Sogou increased earnings per share by a whopping 39% last year. And earnings per share have improved by 83% annually, over the last five years. I’d therefore be a little surprised if its P/E ratio was not relatively high.
How Does Sogou’s P/E Ratio Compare To Its Peers?
The P/E ratio indicates whether the market has higher or lower expectations of a company. You can see in the image below that the average P/E (23.3) for companies in the interactive media and services industry is roughly the same as Sogou’s P/E.
That indicates that the market expects Sogou will perform roughly in line with other companies in its industry. So if Sogou actually outperforms its peers going forward, that should be a positive for the share price. I inform my view byby checking management tenure and remuneration, among other things.
Don’t Forget: The P/E Does Not Account For Debt or Bank Deposits
The ‘Price’ in P/E reflects the market capitalization of the company. That means it doesn’t take debt or cash into account. Hypothetically, a company could reduce its future P/E ratio by spending its cash (or taking on debt) to achieve higher earnings.

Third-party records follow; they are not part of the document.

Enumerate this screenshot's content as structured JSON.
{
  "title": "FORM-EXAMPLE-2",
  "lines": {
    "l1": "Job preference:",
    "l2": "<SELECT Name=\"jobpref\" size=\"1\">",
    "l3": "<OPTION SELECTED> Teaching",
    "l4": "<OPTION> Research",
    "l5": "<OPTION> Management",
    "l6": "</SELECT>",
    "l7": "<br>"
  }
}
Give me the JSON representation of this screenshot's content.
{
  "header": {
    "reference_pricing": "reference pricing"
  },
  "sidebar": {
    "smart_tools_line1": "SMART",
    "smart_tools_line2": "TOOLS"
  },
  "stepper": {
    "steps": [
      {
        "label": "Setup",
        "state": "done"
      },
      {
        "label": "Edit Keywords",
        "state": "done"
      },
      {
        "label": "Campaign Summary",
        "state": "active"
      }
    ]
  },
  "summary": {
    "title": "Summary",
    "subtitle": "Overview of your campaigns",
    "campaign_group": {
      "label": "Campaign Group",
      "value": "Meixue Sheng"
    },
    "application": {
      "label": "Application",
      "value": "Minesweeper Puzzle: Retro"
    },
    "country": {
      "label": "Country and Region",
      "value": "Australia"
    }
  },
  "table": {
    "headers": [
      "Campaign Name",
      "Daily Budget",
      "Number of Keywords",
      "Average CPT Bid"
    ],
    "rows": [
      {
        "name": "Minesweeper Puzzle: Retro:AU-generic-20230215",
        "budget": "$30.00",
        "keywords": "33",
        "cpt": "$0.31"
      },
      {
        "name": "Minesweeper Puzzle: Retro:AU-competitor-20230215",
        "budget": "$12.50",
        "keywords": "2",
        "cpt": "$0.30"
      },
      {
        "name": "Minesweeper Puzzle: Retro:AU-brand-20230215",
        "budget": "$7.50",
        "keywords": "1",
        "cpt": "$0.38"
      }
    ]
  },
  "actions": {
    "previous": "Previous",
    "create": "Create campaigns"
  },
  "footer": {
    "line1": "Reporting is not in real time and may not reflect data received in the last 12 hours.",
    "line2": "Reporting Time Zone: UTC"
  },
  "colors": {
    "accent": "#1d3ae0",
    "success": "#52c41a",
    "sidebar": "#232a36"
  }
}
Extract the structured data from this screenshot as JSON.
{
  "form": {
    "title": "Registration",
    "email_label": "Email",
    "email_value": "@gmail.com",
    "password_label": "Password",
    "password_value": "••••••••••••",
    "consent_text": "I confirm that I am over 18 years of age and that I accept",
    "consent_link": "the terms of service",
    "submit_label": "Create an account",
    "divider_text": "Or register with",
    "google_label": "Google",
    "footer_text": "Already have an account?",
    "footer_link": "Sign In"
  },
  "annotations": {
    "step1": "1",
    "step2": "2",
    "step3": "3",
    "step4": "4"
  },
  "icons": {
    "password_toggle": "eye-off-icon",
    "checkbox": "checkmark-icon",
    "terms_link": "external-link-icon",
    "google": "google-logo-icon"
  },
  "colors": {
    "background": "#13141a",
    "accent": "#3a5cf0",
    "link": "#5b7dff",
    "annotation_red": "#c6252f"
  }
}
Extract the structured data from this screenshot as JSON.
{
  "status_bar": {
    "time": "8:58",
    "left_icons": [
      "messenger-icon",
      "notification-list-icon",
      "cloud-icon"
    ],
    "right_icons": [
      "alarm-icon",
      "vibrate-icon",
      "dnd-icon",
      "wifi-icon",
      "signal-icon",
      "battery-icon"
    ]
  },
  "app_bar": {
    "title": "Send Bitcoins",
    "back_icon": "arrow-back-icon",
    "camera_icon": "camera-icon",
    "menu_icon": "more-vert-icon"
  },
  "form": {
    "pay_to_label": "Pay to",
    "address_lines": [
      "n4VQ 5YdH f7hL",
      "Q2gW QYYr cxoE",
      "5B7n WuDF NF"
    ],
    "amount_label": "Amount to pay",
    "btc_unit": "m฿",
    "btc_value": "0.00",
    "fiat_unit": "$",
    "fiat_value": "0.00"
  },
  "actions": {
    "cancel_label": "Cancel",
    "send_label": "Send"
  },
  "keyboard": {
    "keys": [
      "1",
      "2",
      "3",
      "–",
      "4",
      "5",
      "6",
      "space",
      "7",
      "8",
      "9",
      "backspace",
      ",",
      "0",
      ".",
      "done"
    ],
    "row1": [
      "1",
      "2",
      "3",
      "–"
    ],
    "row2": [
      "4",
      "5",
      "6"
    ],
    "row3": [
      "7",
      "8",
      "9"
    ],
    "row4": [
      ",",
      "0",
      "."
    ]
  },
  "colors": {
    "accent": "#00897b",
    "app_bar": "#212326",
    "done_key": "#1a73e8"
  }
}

Such spending might be good or bad, overall, but the key point here is that you need to look at debt to understand the P/E ratio in context.
Is Debt Impacting Sogou’s P/E?
Sogou has net cash of US$1.1b. That should lead to a higher P/E than if it did have debt, because its strong balance sheets gives it more options.
The Bottom Line On Sogou’s P/E Ratio
Sogou’s P/E is 23.2 which is above average (16.8) in the US market. Its net cash position supports a higher P/E ratio, as does its solid recent earnings growth. Therefore it seems reasonable that the market would have relatively high expectations of the company
Investors should be looking to buy stocks that the market is wrong about. As value investor Benjamin Graham famously said, ‘In the short run, the market is a voting machine but in the long run, it is a weighing machine.’ So this free visualization of the analyst consensus on future earnings could help you make the right decision about whether to buy, sell, or hold.
Of course, you might find a fantastic investment by looking at a few good candidates. So take a peek at this free list of companies with modest (or no) debt, trading on a P/E below 20.
To help readers see past the short term volatility of the financial market, we aim to bring you a long-term focused research analysis purely driven by fundamental data. Note that our analysis does not factor in the latest price-sensitive company announcements.
The author is an independent contributor and at the time of publication had no position in the stocks mentioned. For errors that warrant correction please contact the editor at firstname.lastname@example.org.